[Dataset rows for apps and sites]
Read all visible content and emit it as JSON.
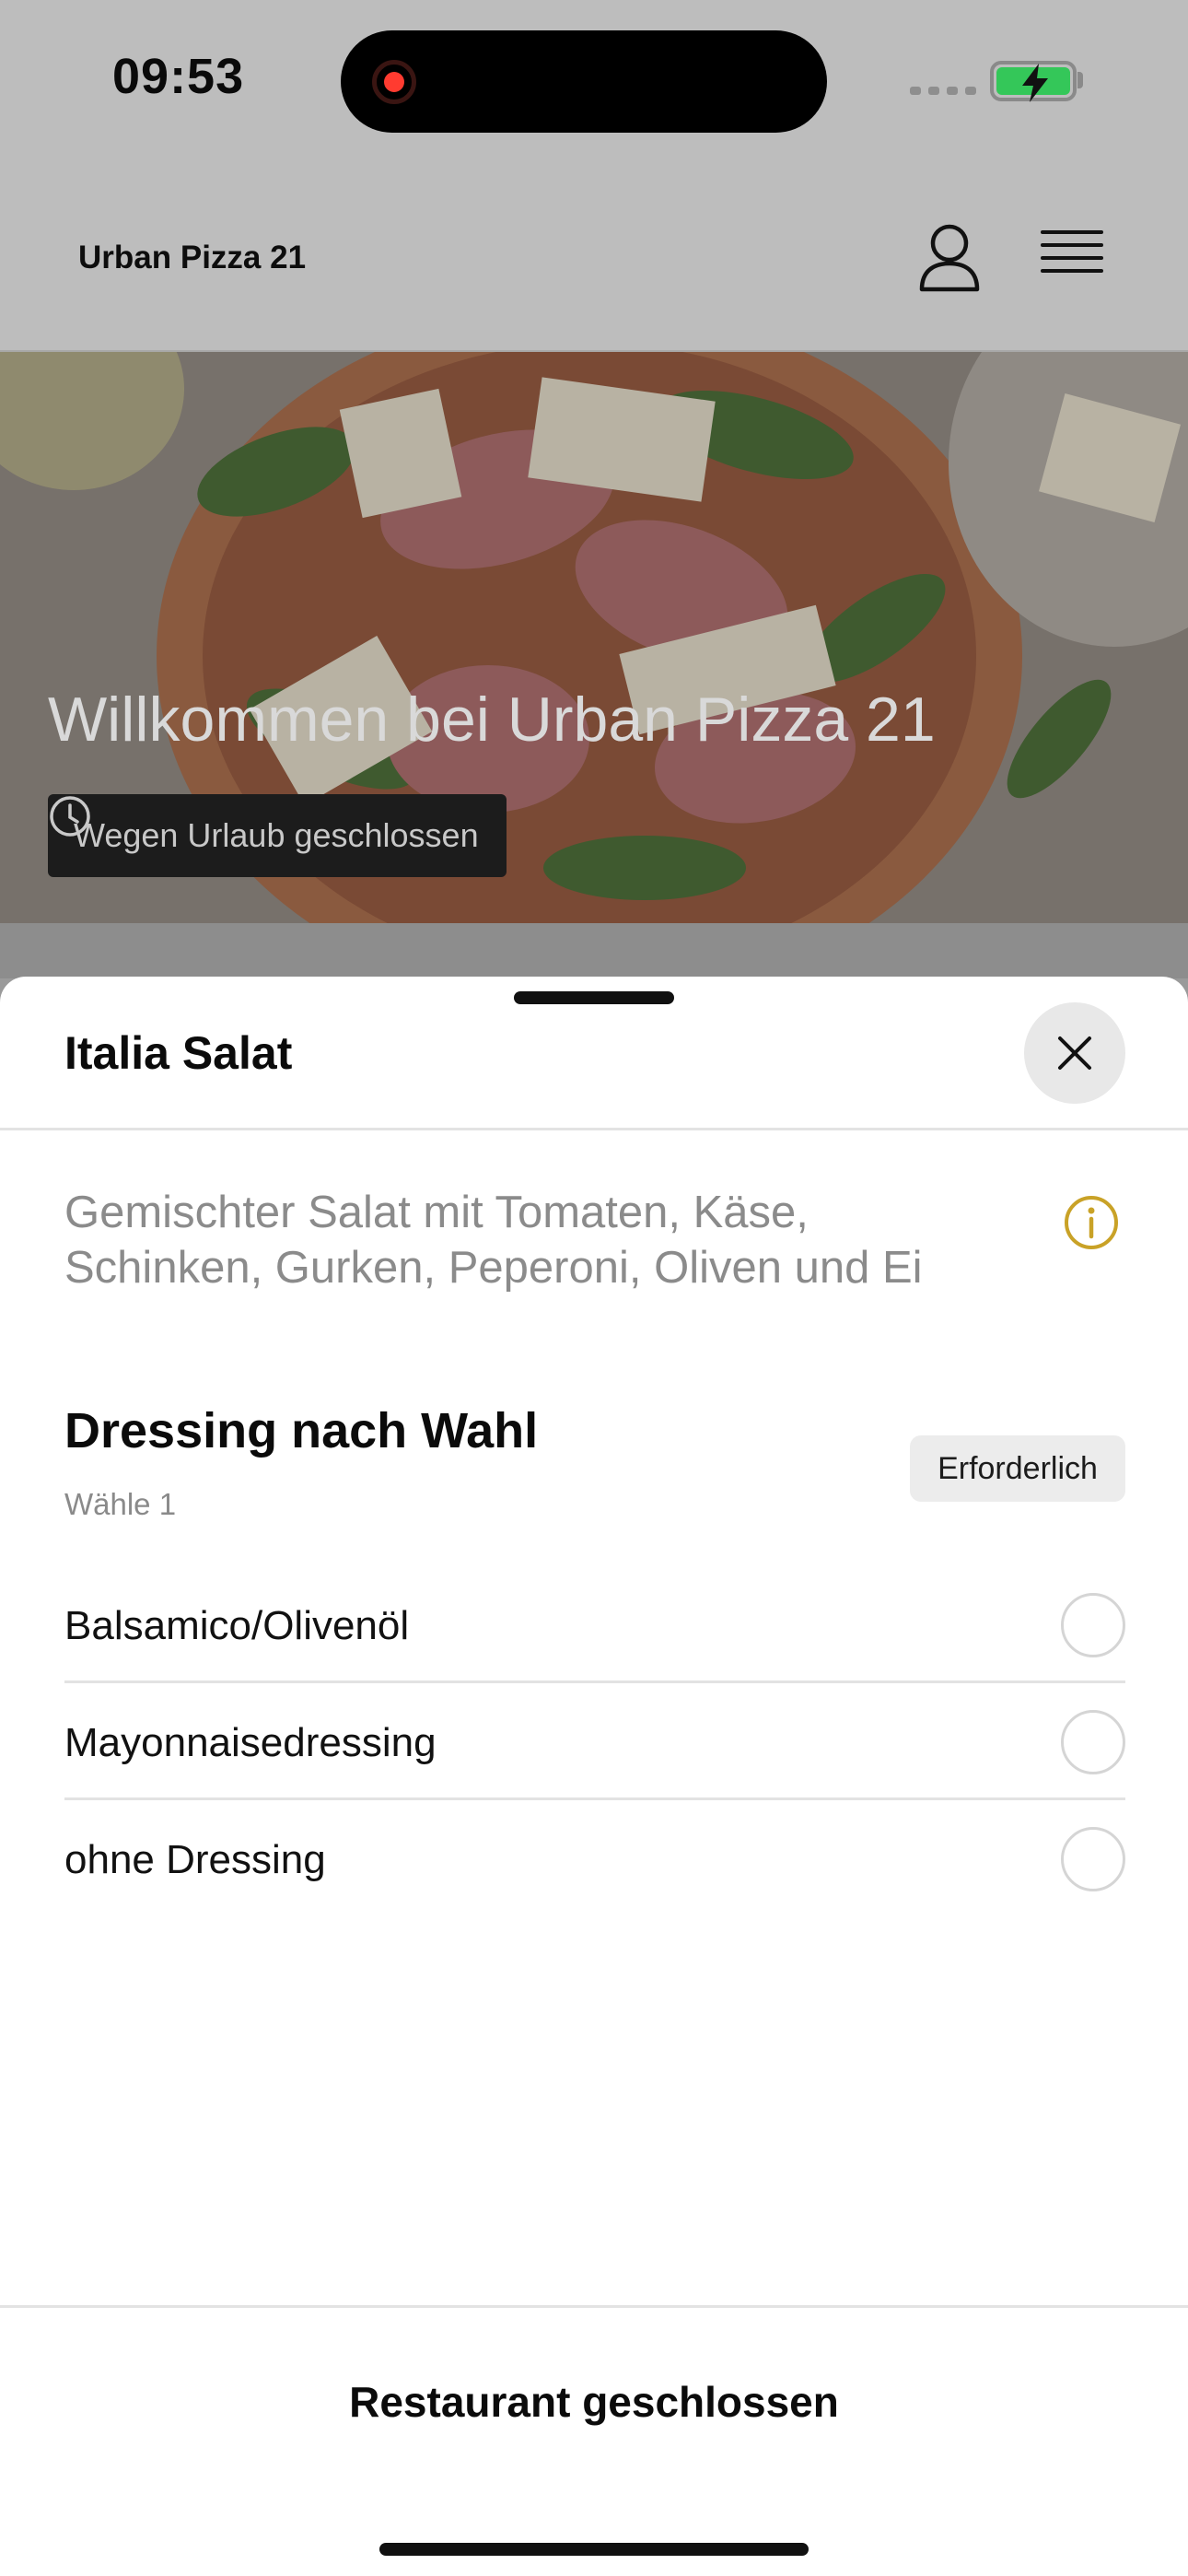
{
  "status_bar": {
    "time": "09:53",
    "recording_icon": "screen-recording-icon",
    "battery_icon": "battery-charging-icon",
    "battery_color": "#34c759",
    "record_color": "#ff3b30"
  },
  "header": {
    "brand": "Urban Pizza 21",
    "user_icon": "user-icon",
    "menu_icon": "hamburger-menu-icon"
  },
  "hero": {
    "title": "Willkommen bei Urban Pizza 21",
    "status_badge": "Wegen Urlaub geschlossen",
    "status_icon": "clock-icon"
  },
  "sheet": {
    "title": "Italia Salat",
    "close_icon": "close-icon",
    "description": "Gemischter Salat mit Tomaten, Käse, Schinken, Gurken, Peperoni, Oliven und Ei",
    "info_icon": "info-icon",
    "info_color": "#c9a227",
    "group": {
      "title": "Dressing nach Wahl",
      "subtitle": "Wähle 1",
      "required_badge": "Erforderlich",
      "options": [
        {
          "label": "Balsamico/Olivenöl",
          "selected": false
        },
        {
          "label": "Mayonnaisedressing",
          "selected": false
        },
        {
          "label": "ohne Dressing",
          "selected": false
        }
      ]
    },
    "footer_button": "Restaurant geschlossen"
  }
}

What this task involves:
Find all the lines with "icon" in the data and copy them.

Result of the task:
    "recording_icon": "screen-recording-icon",
    "battery_icon": "battery-charging-icon",
    "user_icon": "user-icon",
    "menu_icon": "hamburger-menu-icon"
    "status_icon": "clock-icon"
    "close_icon": "close-icon",
    "info_icon": "info-icon",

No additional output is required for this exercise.